After a heavy afternoon of google scholar and some aid from the daily telegraph article the scientific paper was found! Upon reading the paper I immediately saw a large sample size of 25,138 individuals used within the study. Originally the study had a larger sample of people however they removed any individuals from the study that had previously suffered cardiovascular disease, showing how the scientists refined their study. The article focusses on coronary artery calcium (CAC) which is heavily considered the main indicator of cardiovascular disease in Korea. I, myself, do not know how accurate the method is therefore it may have been representative to use more than one method to measure CAC. Varying levels of coffee consumption were compared to no coffee consumption. Moderate consumption levels were shown to reduce the prevalence of CAC which is a marker used to predict future heart disease.
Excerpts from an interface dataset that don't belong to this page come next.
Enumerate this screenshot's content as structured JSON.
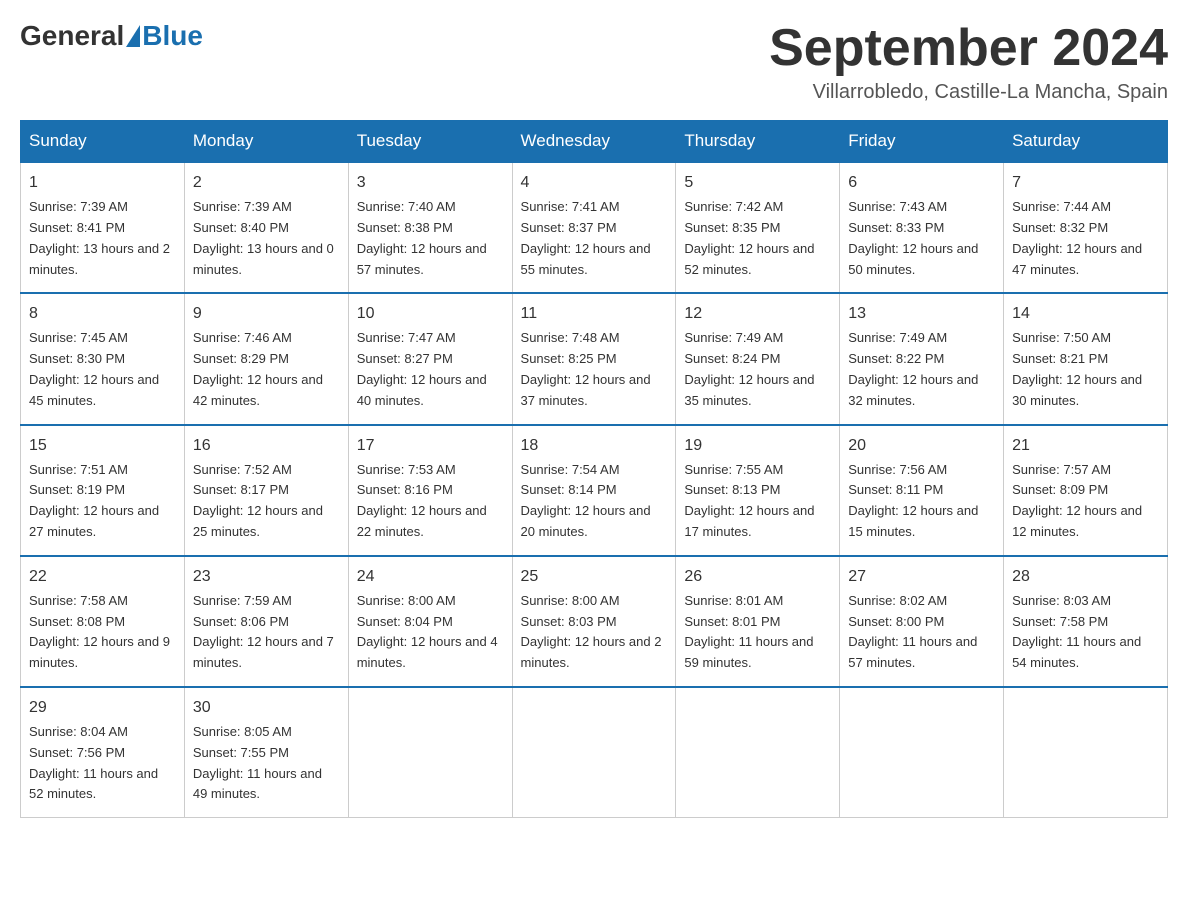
{
  "header": {
    "logo": {
      "text_general": "General",
      "text_blue": "Blue"
    },
    "title": "September 2024",
    "location": "Villarrobledo, Castille-La Mancha, Spain"
  },
  "calendar": {
    "days_of_week": [
      "Sunday",
      "Monday",
      "Tuesday",
      "Wednesday",
      "Thursday",
      "Friday",
      "Saturday"
    ],
    "weeks": [
      [
        {
          "day": "1",
          "sunrise": "7:39 AM",
          "sunset": "8:41 PM",
          "daylight": "13 hours and 2 minutes."
        },
        {
          "day": "2",
          "sunrise": "7:39 AM",
          "sunset": "8:40 PM",
          "daylight": "13 hours and 0 minutes."
        },
        {
          "day": "3",
          "sunrise": "7:40 AM",
          "sunset": "8:38 PM",
          "daylight": "12 hours and 57 minutes."
        },
        {
          "day": "4",
          "sunrise": "7:41 AM",
          "sunset": "8:37 PM",
          "daylight": "12 hours and 55 minutes."
        },
        {
          "day": "5",
          "sunrise": "7:42 AM",
          "sunset": "8:35 PM",
          "daylight": "12 hours and 52 minutes."
        },
        {
          "day": "6",
          "sunrise": "7:43 AM",
          "sunset": "8:33 PM",
          "daylight": "12 hours and 50 minutes."
        },
        {
          "day": "7",
          "sunrise": "7:44 AM",
          "sunset": "8:32 PM",
          "daylight": "12 hours and 47 minutes."
        }
      ],
      [
        {
          "day": "8",
          "sunrise": "7:45 AM",
          "sunset": "8:30 PM",
          "daylight": "12 hours and 45 minutes."
        },
        {
          "day": "9",
          "sunrise": "7:46 AM",
          "sunset": "8:29 PM",
          "daylight": "12 hours and 42 minutes."
        },
        {
          "day": "10",
          "sunrise": "7:47 AM",
          "sunset": "8:27 PM",
          "daylight": "12 hours and 40 minutes."
        },
        {
          "day": "11",
          "sunrise": "7:48 AM",
          "sunset": "8:25 PM",
          "daylight": "12 hours and 37 minutes."
        },
        {
          "day": "12",
          "sunrise": "7:49 AM",
          "sunset": "8:24 PM",
          "daylight": "12 hours and 35 minutes."
        },
        {
          "day": "13",
          "sunrise": "7:49 AM",
          "sunset": "8:22 PM",
          "daylight": "12 hours and 32 minutes."
        },
        {
          "day": "14",
          "sunrise": "7:50 AM",
          "sunset": "8:21 PM",
          "daylight": "12 hours and 30 minutes."
        }
      ],
      [
        {
          "day": "15",
          "sunrise": "7:51 AM",
          "sunset": "8:19 PM",
          "daylight": "12 hours and 27 minutes."
        },
        {
          "day": "16",
          "sunrise": "7:52 AM",
          "sunset": "8:17 PM",
          "daylight": "12 hours and 25 minutes."
        },
        {
          "day": "17",
          "sunrise": "7:53 AM",
          "sunset": "8:16 PM",
          "daylight": "12 hours and 22 minutes."
        },
        {
          "day": "18",
          "sunrise": "7:54 AM",
          "sunset": "8:14 PM",
          "daylight": "12 hours and 20 minutes."
        },
        {
          "day": "19",
          "sunrise": "7:55 AM",
          "sunset": "8:13 PM",
          "daylight": "12 hours and 17 minutes."
        },
        {
          "day": "20",
          "sunrise": "7:56 AM",
          "sunset": "8:11 PM",
          "daylight": "12 hours and 15 minutes."
        },
        {
          "day": "21",
          "sunrise": "7:57 AM",
          "sunset": "8:09 PM",
          "daylight": "12 hours and 12 minutes."
        }
      ],
      [
        {
          "day": "22",
          "sunrise": "7:58 AM",
          "sunset": "8:08 PM",
          "daylight": "12 hours and 9 minutes."
        },
        {
          "day": "23",
          "sunrise": "7:59 AM",
          "sunset": "8:06 PM",
          "daylight": "12 hours and 7 minutes."
        },
        {
          "day": "24",
          "sunrise": "8:00 AM",
          "sunset": "8:04 PM",
          "daylight": "12 hours and 4 minutes."
        },
        {
          "day": "25",
          "sunrise": "8:00 AM",
          "sunset": "8:03 PM",
          "daylight": "12 hours and 2 minutes."
        },
        {
          "day": "26",
          "sunrise": "8:01 AM",
          "sunset": "8:01 PM",
          "daylight": "11 hours and 59 minutes."
        },
        {
          "day": "27",
          "sunrise": "8:02 AM",
          "sunset": "8:00 PM",
          "daylight": "11 hours and 57 minutes."
        },
        {
          "day": "28",
          "sunrise": "8:03 AM",
          "sunset": "7:58 PM",
          "daylight": "11 hours and 54 minutes."
        }
      ],
      [
        {
          "day": "29",
          "sunrise": "8:04 AM",
          "sunset": "7:56 PM",
          "daylight": "11 hours and 52 minutes."
        },
        {
          "day": "30",
          "sunrise": "8:05 AM",
          "sunset": "7:55 PM",
          "daylight": "11 hours and 49 minutes."
        },
        null,
        null,
        null,
        null,
        null
      ]
    ]
  }
}
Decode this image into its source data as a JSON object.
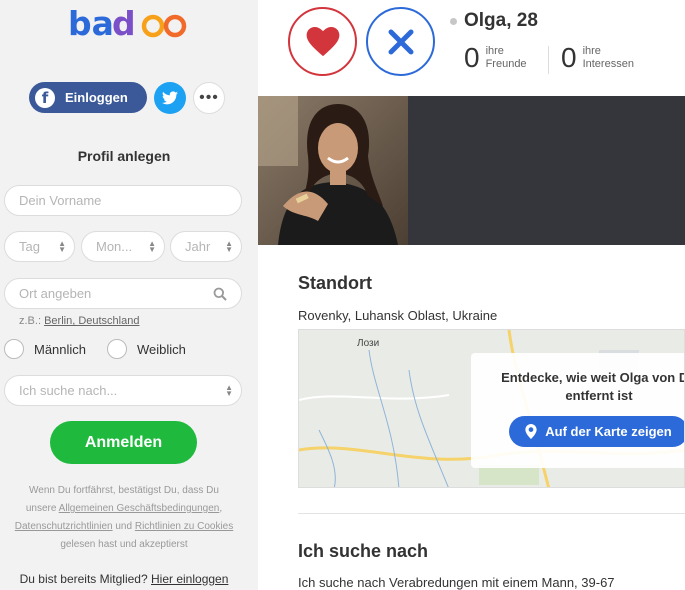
{
  "brand": {
    "logo_text": "badoo",
    "colors": {
      "primary_blue": "#2d6ad9",
      "like_red": "#d3353c",
      "signup_green": "#1fb93d",
      "facebook": "#3b5998",
      "twitter": "#1da1f2"
    }
  },
  "sidebar": {
    "facebook_label": "Einloggen",
    "title": "Profil anlegen",
    "firstname_placeholder": "Dein Vorname",
    "day_placeholder": "Tag",
    "month_placeholder": "Mon...",
    "year_placeholder": "Jahr",
    "location_placeholder": "Ort angeben",
    "hint_prefix": "z.B.:",
    "hint_example": "Berlin, Deutschland",
    "gender_male": "Männlich",
    "gender_female": "Weiblich",
    "looking_for_placeholder": "Ich suche nach...",
    "signup_label": "Anmelden",
    "legal_1": "Wenn Du fortfährst, bestätigst Du, dass Du",
    "legal_2_prefix": "unsere",
    "legal_2_link": "Allgemeinen Geschäftsbedingungen",
    "legal_3_link1": "Datenschutzrichtlinien",
    "legal_3_mid": "und",
    "legal_3_link2": "Richtlinien zu Cookies",
    "legal_4": "gelesen hast und akzeptierst",
    "member_text": "Du bist bereits Mitglied?",
    "member_link": "Hier einloggen"
  },
  "profile": {
    "name_age": "Olga, 28",
    "friends_count": "0",
    "friends_label_1": "ihre",
    "friends_label_2": "Freunde",
    "interests_count": "0",
    "interests_label_1": "ihre",
    "interests_label_2": "Interessen"
  },
  "location": {
    "title": "Standort",
    "place": "Rovenky, Luhansk Oblast, Ukraine",
    "map_label": "Лози",
    "card_text": "Entdecke, wie weit Olga von Dir entfernt ist",
    "map_button": "Auf der Karte zeigen"
  },
  "looking_for": {
    "title": "Ich suche nach",
    "text": "Ich suche nach Verabredungen mit einem Mann, 39-67"
  }
}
The paper also highlights that this topic is one of controversy and uses a review of 36 different studies to support what they have found while mentioning that other papers disagree.
Overall, the media have had a great shot at filtering out the key and important facts from the paper (all puns completely intended!) The only real point I contest is the unrepresentative sample size pointed out by the British heart foundation as the study assessed many other lifestyle factors which may have effected coronary artery calcium. I can see why the media included the quote from the British Heart Foundation however I feel it is unfounded and the study works to disprove the point. So despite all the controversy, this particular study and the media reports do a strong job to suggest coffee may reduce the effect of heart disease. All you coffee lovers can now sleep soundly knowing your health is in check…well, that is if you haven’t had one too many cups!